The Bosporus Strait is a 32 km (20 mile) long narrow strip of water that separates the Black Sea from the Sea of Marmara which is a small body of water on the northwestern edge of Turkey. The city of Istanbul straddles the Bosporus Strait, separating Europe and Asia. The strait varies in width from half a mile to a mile and a half. The water runs swiftly due to two different opposing currents. Nearly 40,000 ships navigate the channel every year.We spent the morning on deck as we sailed back from the Black Sea through the Bosporus Strait and past Istanbul again. Sailing under the Bosporus Bridge. The Asia side is mostly residential.

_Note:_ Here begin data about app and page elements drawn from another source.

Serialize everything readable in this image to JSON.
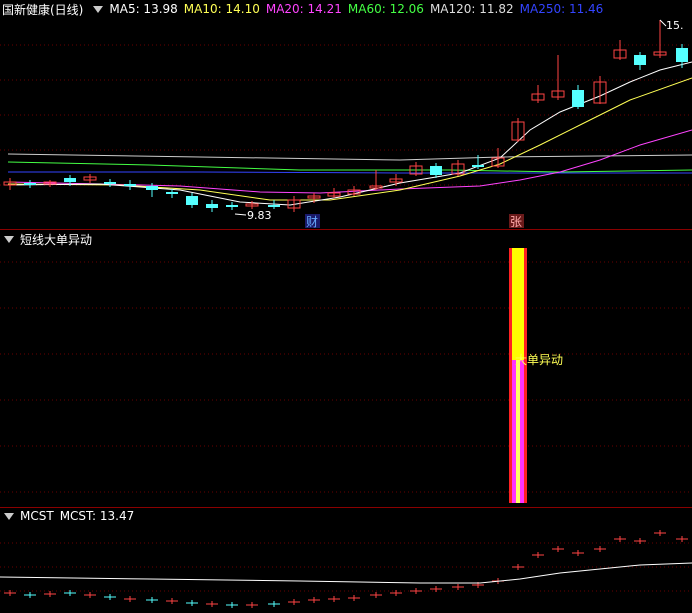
{
  "main": {
    "title": "国新健康(日线)",
    "ma": [
      {
        "label": "MA5: 13.98",
        "color": "#ffffff"
      },
      {
        "label": "MA10: 14.10",
        "color": "#ffff55"
      },
      {
        "label": "MA20: 14.21",
        "color": "#ff44ff"
      },
      {
        "label": "MA60: 12.06",
        "color": "#44ff44"
      },
      {
        "label": "MA120: 11.82",
        "color": "#dddddd"
      },
      {
        "label": "MA250: 11.46",
        "color": "#3344ff"
      }
    ],
    "low_label": "9.83",
    "high_label": "15.",
    "marker_cai": "财",
    "marker_zhang": "张"
  },
  "sub1": {
    "title": "短线大单异动",
    "bar_label": "大单异动"
  },
  "sub2": {
    "title": "MCST",
    "value_label": "MCST: 13.47"
  },
  "colors": {
    "up": "#ff4444",
    "down": "#55ffff",
    "grid": "#8a0000"
  }
}
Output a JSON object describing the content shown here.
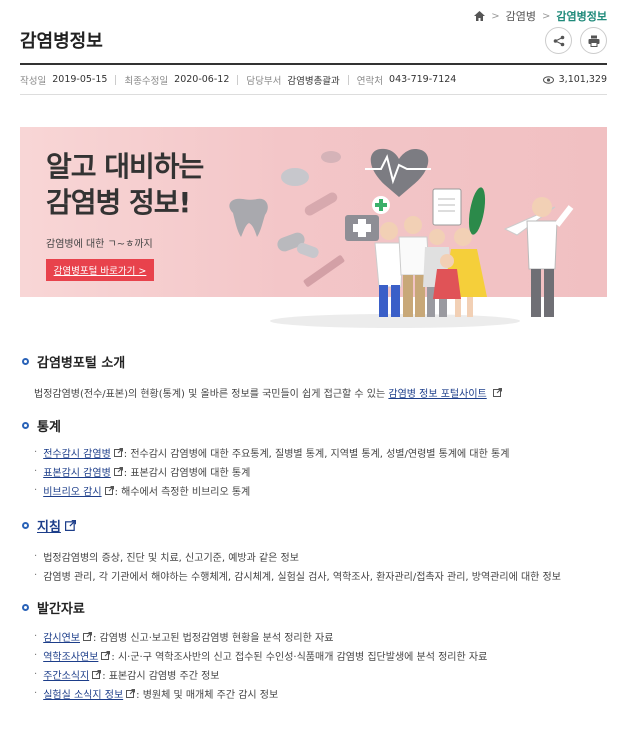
{
  "breadcrumb": {
    "level1": "감염병",
    "current": "감염병정보"
  },
  "page": {
    "title": "감염병정보"
  },
  "meta": {
    "created_label": "작성일",
    "created": "2019-05-15",
    "modified_label": "최종수정일",
    "modified": "2020-06-12",
    "dept_label": "담당부서",
    "dept": "감염병총괄과",
    "contact_label": "연락처",
    "contact": "043-719-7124",
    "views": "3,101,329"
  },
  "banner": {
    "title_line1": "알고 대비하는",
    "title_line2": "감염병 정보!",
    "subtitle": "감염병에 대한 ㄱ~ㅎ까지",
    "button": "감염병포털 바로가기 >"
  },
  "sections": {
    "portal": {
      "title": "감염병포털 소개",
      "text": "법정감염병(전수/표본)의 현황(통계) 및 올바른 정보를 국민들이 쉽게 접근할 수 있는",
      "link": "감염병 정보 포털사이트"
    },
    "stats": {
      "title": "통계",
      "items": [
        {
          "link": "전수감시 감염병",
          "desc": ": 전수감시 감염병에 대한 주요통계, 질병별 통계, 지역별 통계, 성별/연령별 통계에 대한 통계"
        },
        {
          "link": "표본감시 감염병",
          "desc": ": 표본감시 감염병에 대한 통계"
        },
        {
          "link": "비브리오 감시",
          "desc": ": 해수에서 측정한 비브리오 통계"
        }
      ]
    },
    "guide": {
      "title": "지침",
      "items": [
        "법정감염병의 증상, 진단 및 치료, 신고기준, 예방과 같은 정보",
        "감염병 관리, 각 기관에서 해야하는 수행체계, 감시체계, 실험실 검사, 역학조사, 환자관리/접촉자 관리, 방역관리에 대한 정보"
      ]
    },
    "pubs": {
      "title": "발간자료",
      "items": [
        {
          "link": "감시연보",
          "desc": ": 감염병 신고·보고된 법정감염병 현황을 분석 정리한 자료"
        },
        {
          "link": "역학조사연보",
          "desc": ": 시·군·구 역학조사반의 신고 접수된 수인성·식품매개 감염병 집단발생에 분석 정리한 자료"
        },
        {
          "link": "주간소식지",
          "desc": ": 표본감시 감염병 주간 정보"
        },
        {
          "link": "실험실 소식지 정보",
          "desc": ": 병원체 및 매개체 주간 감시 정보"
        }
      ]
    }
  }
}
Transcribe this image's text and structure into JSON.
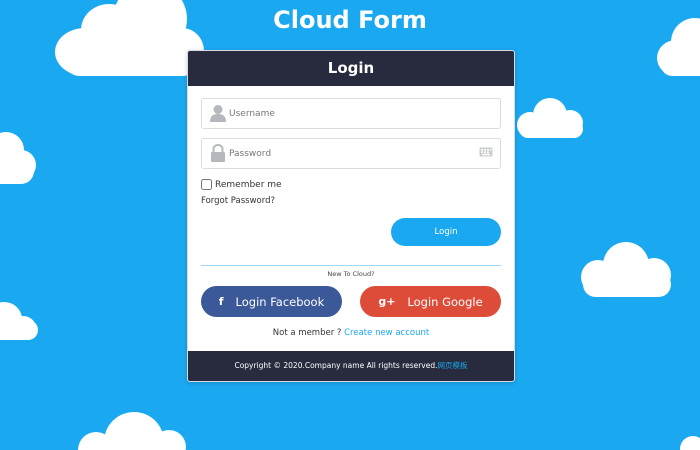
{
  "page": {
    "title": "Cloud Form",
    "background": "#1aa8f0"
  },
  "card": {
    "header": "Login",
    "username": {
      "placeholder": "Username",
      "value": ""
    },
    "password": {
      "placeholder": "Password",
      "value": ""
    },
    "remember_label": "Remember me",
    "forgot_label": "Forgot Password?",
    "login_button": "Login",
    "divider_text": "New To Cloud?",
    "facebook_button": "Login Facebook",
    "facebook_icon": "f",
    "google_button": "Login Google",
    "google_icon": "g+",
    "member_text": "Not a member ?",
    "create_account_link": "Create new account",
    "footer_text": "Copyright © 2020.Company name All rights reserved.",
    "footer_link": "网页模板"
  },
  "colors": {
    "accent": "#1aa8f0",
    "header": "#272b3d",
    "facebook": "#3b5998",
    "google": "#dd4b39"
  },
  "icons": [
    "cloud-icon",
    "user-icon",
    "lock-icon",
    "keyboard-icon",
    "facebook-icon",
    "google-plus-icon"
  ]
}
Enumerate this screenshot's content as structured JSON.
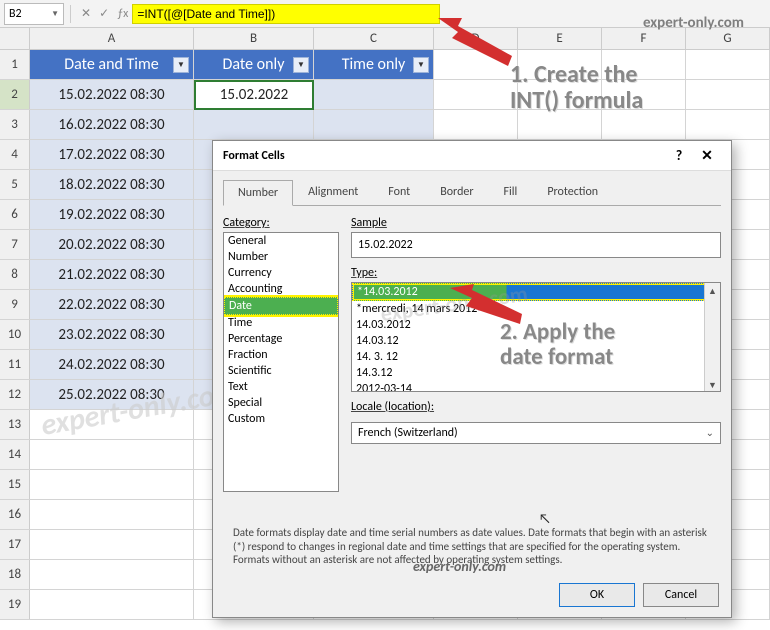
{
  "watermark": "expert-only.com",
  "name_box": "B2",
  "formula": "=INT([@[Date and Time]])",
  "columns": [
    "A",
    "B",
    "C",
    "D",
    "E",
    "F",
    "G"
  ],
  "headers": {
    "a": "Date and Time",
    "b": "Date only",
    "c": "Time only"
  },
  "rows": [
    {
      "n": "1",
      "a": "",
      "b": "",
      "c": ""
    },
    {
      "n": "2",
      "a": "15.02.2022 08:30",
      "b": "15.02.2022",
      "c": ""
    },
    {
      "n": "3",
      "a": "16.02.2022 08:30",
      "b": "",
      "c": ""
    },
    {
      "n": "4",
      "a": "17.02.2022 08:30",
      "b": "",
      "c": ""
    },
    {
      "n": "5",
      "a": "18.02.2022 08:30",
      "b": "",
      "c": ""
    },
    {
      "n": "6",
      "a": "19.02.2022 08:30",
      "b": "",
      "c": ""
    },
    {
      "n": "7",
      "a": "20.02.2022 08:30",
      "b": "",
      "c": ""
    },
    {
      "n": "8",
      "a": "21.02.2022 08:30",
      "b": "",
      "c": ""
    },
    {
      "n": "9",
      "a": "22.02.2022 08:30",
      "b": "",
      "c": ""
    },
    {
      "n": "10",
      "a": "23.02.2022 08:30",
      "b": "",
      "c": ""
    },
    {
      "n": "11",
      "a": "24.02.2022 08:30",
      "b": "",
      "c": ""
    },
    {
      "n": "12",
      "a": "25.02.2022 08:30",
      "b": "",
      "c": ""
    },
    {
      "n": "13",
      "a": "",
      "b": "",
      "c": ""
    },
    {
      "n": "14",
      "a": "",
      "b": "",
      "c": ""
    },
    {
      "n": "15",
      "a": "",
      "b": "",
      "c": ""
    },
    {
      "n": "16",
      "a": "",
      "b": "",
      "c": ""
    },
    {
      "n": "17",
      "a": "",
      "b": "",
      "c": ""
    },
    {
      "n": "18",
      "a": "",
      "b": "",
      "c": ""
    },
    {
      "n": "19",
      "a": "",
      "b": "",
      "c": ""
    }
  ],
  "anno1_l1": "1. Create the",
  "anno1_l2": "INT() formula",
  "anno2_l1": "2. Apply the",
  "anno2_l2": "date format",
  "dialog": {
    "title": "Format Cells",
    "tabs": [
      "Number",
      "Alignment",
      "Font",
      "Border",
      "Fill",
      "Protection"
    ],
    "category_label": "Category:",
    "categories": [
      "General",
      "Number",
      "Currency",
      "Accounting",
      "Date",
      "Time",
      "Percentage",
      "Fraction",
      "Scientific",
      "Text",
      "Special",
      "Custom"
    ],
    "category_selected": "Date",
    "sample_label": "Sample",
    "sample_value": "15.02.2022",
    "type_label": "Type:",
    "types": [
      "*14.03.2012",
      "*mercredi, 14 mars 2012",
      "14.03.2012",
      "14.03.12",
      "14. 3. 12",
      "14.3.12",
      "2012-03-14"
    ],
    "type_selected": "*14.03.2012",
    "locale_label": "Locale (location):",
    "locale_value": "French (Switzerland)",
    "desc": "Date formats display date and time serial numbers as date values.  Date formats that begin with an asterisk (*) respond to changes in regional date and time settings that are specified for the operating system. Formats without an asterisk are not affected by operating system settings.",
    "ok": "OK",
    "cancel": "Cancel"
  }
}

The European side is home to old Istanbul with Hagia Sophia, the Blue Mosque and Topkapi Palace easily visible from the water.
The Sea of Marmara is 282 km (175 miles) long, at the longest point. It is a fairly constricted lake just 80 km (50 miles) wide at its widest; but it is deep (up to 1372 m or 4,500 feet) at the center. It took the ship all afternoon to navigate the Sea.
At the end of Sea of Marmara is another narrow channel of water called the Dardanelles which accesses the Aegean Sea near Greece. the Dardanelle Strait is 61 km (38 miles) long. It was formed during a cataclysmic geological event that sunk a portion of Asia Minor. The northern side of the Aegean entrance is the European Gallipoli Peninsula; the southern shore is Asia Minor, so the channel is truly a line between two continents.
We traversed the majority of the Dardanelles while we were at dinner but we went back on deck afterward and watched the lovely sunset. The next day we begin touring Greece and have another eight consecutive days in port and on tour.